◆ **Requirement**:
Go through the records and show each line where the word "phẩm" occurs.
_ _ _ _ _
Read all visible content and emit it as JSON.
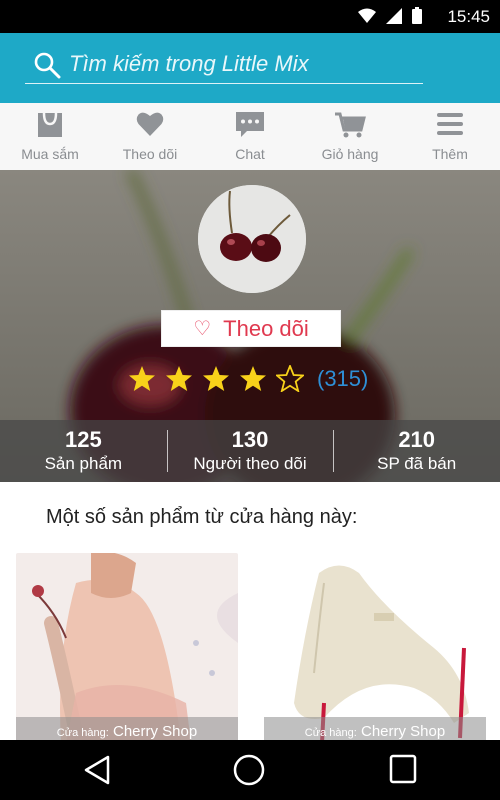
{
  "status_bar": {
    "time": "15:45"
  },
  "search": {
    "placeholder": "Tìm kiếm trong Little Mix"
  },
  "tabs": [
    {
      "label": "Mua sắm",
      "icon": "shopping-bag-icon"
    },
    {
      "label": "Theo dõi",
      "icon": "heart-icon"
    },
    {
      "label": "Chat",
      "icon": "chat-icon"
    },
    {
      "label": "Giỏ hàng",
      "icon": "cart-icon"
    },
    {
      "label": "Thêm",
      "icon": "menu-icon"
    }
  ],
  "store": {
    "follow_label": "Theo dõi",
    "rating_stars": 4,
    "rating_max": 5,
    "rating_count": "(315)",
    "stats": [
      {
        "value": "125",
        "label": "Sản phẩm"
      },
      {
        "value": "130",
        "label": "Người theo dõi"
      },
      {
        "value": "210",
        "label": "SP đã bán"
      }
    ]
  },
  "section_title": "Một số sản phẩm từ cửa hàng này:",
  "products": [
    {
      "shop_key": "Cửa hàng:",
      "shop_name": "Cherry Shop"
    },
    {
      "shop_key": "Cửa hàng:",
      "shop_name": "Cherry Shop"
    }
  ],
  "colors": {
    "accent": "#1ea9c7",
    "follow": "#e0394f",
    "rating_count": "#2e8fd6",
    "star": "#f8d21a"
  }
}
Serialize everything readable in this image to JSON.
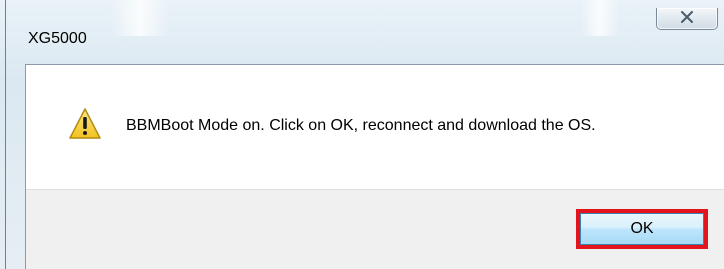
{
  "window": {
    "title": "XG5000",
    "close_icon": "close-icon"
  },
  "dialog": {
    "icon": "warning-icon",
    "message": "BBMBoot Mode on. Click on OK, reconnect and download the OS.",
    "ok_label": "OK"
  },
  "colors": {
    "highlight": "#e3141b",
    "warning_fill": "#f7d23a",
    "button_area": "#f0f0f0"
  }
}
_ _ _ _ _
◆ **Output of the task**:
        "label": "Sản phẩm"
  "section_title": "Một số sản phẩm từ cửa hàng này:",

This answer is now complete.